The videos worked really well too, and I could stop and start the video with the standard controls below the video.
Maybe it is just me, but I love this format. It bends RSS sweetly into something stunning.
Uh oh, I forgot my own law to start with the demo!
The presentation is live and viewable below. To get the 3D wall effect, you need to install CoolIris (free plugin); without it you can view the presentation in a more linear format via the embedded code that uses a PicLens lite player. But get the full monty effect with the plugin; any time you are at an enabled page, ike miine, you can launch the CoolIris wall by clicking the superimposed logo on the bottom right of any image in that page (shown left by red square and arrow).
So here it is, “The More Things Change… the more things change”
You can listen to the audio I recorded:
The More Thins Change…. (52 Mb).
On the site above, all the icons are hyperlinked to whatever they were linked to in my media rss file.

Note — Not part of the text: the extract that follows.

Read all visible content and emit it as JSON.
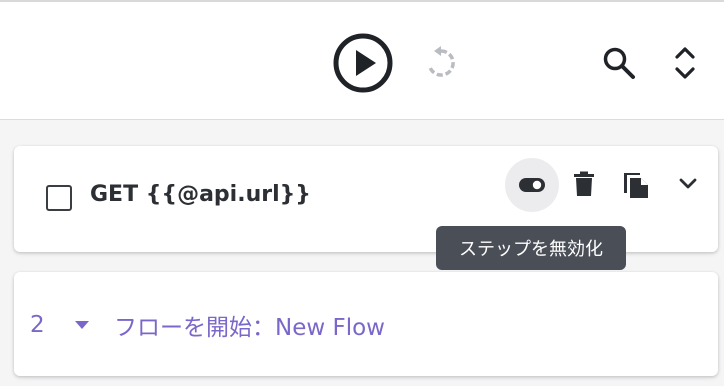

Thanks again to SCC and all of the enthusiastic people there today who seemed to enjoy the show- especially great to run into my long time Maricopa collaborator Bernie Combs, who I worked with in the 1990s on Research Methods (it may still work) and Negative Reinforcement University (which does likely work well anymore).
And thanks to CoolIris for cool technology!
The Tricking Out CoolIris as a Presentation Tool by CogDogBlog, unless otherwise expressly stated, is licensed under a Creative Commons Attribution-ShareAlike 3.0 Unported License.